Harald V, Olav’s son, is now king, with continuity assured by his own young-adult son, Crown Prince Haakon. Norwegians continue to salute the royal family with flag-waving and parades on May 17, Constitution Day, a spirited holiday of independence that transforms Oslo’s main boulevard, Karl Johans Gate, into a massive street party as people of all ages, many in national costume, make a beeline to the palace.
During both world wars, Norway tried to maintain neutrality. World War I brought not only casualties and a considerable loss to the country’s merchant fleet but also financial gain through the repurchase of major companies, sovereignty over Svalbard (the islands near the North Pole), and the reaffirmation of Norway’s prominence in international shipping. At the onset of World War II, Norway once again proclaimed neutrality and appeared more concerned with Allied mine-laying on the west coast than with national security. A country of mostly fisherfolk, lumber workers, and farmers, it was just beginning to realize its industrial potential when the Nazis invaded. Five years of German occupation and a burn-and-retreat strategy in the north finally left the nation ravaged. True to form, however, the people who had been evacuated returned to the embers of the north to rebuild their homes and villages.

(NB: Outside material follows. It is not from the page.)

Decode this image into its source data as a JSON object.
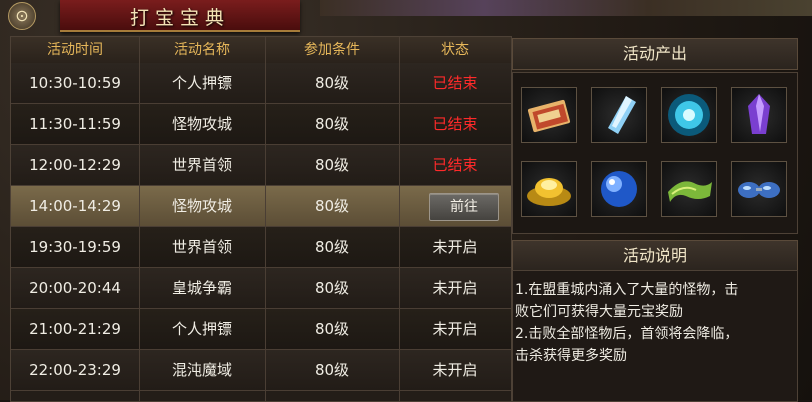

In 1968 oil was discovered in the North Sea, and Norway was transformed from a fishing and shipping outpost to a highly developed industrial nation. Though still committed to a far-reaching social system, Norway developed in the next 20 years into a wealthy country, with a per capita income and standard of living among the world’s highest, as well as long life expectancy.